No hedge fund disaster appears to be big enough to discourage investors determined to play in alternative investments, Reuters reports, citing analysts.

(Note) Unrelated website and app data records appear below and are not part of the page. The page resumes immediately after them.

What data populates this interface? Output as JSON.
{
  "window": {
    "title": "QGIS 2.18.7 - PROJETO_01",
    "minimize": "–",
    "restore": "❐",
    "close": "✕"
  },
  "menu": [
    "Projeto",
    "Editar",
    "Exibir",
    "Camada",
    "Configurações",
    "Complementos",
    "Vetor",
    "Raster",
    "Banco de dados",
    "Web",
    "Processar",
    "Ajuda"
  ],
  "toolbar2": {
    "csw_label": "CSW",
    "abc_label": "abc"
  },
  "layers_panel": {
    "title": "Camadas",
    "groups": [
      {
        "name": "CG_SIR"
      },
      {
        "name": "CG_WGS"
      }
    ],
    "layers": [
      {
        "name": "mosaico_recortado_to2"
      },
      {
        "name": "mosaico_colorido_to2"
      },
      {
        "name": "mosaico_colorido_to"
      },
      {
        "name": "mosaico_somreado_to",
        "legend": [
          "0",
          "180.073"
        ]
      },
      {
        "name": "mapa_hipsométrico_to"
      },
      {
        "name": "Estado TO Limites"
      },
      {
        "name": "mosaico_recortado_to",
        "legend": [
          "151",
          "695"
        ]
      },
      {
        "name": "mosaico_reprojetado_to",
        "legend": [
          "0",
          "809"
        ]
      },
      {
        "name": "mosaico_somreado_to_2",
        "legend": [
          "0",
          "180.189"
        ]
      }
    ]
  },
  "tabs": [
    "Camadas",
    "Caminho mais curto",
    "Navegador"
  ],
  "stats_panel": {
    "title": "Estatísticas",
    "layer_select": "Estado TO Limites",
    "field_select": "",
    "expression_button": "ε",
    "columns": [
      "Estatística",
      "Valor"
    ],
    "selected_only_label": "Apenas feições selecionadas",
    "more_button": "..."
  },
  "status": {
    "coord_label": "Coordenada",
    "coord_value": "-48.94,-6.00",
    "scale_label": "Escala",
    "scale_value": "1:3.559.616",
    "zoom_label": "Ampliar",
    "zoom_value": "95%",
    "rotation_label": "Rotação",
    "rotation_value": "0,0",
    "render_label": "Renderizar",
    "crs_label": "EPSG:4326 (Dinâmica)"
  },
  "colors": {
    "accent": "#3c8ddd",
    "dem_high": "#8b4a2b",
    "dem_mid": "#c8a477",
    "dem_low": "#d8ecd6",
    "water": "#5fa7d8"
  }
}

No hedge fund disaster appears to be big enough to discourage investors determined to play in alternative investments, Reuters reports, citing analysts. Bradley Ziff, who heads Mercer Oliver Wyman’s hedge fund advisory practice told Reuters, “Concerns about good governance at hedge funds come and go in waves. Right now there are probably thousands of copies of the MotherRock story circulating and they will be looked at carefully. But over time, they will be ignored.” MotherRock, of course, is the energy hedge that recently announced it was closing after suffering massive losses. The New York-based fund is only the latest example of such failure, and it apparently it won’t restrain the well-heeled who don’t have a good handle on their chosen managers, since they care only about the pot of dollars at the end of the road. “There are a number of investors who simply aren’t that curious about what is happening and don’t ask,” said Ziff, specifically pointing to affluent individuals. Institutions are somewhat more careful as they have more at stake. “We try to steer away from the rock star manager model,” Michael Travaglini, executive director of the $42 billion Massachusetts pension fund said in a Reuters interview.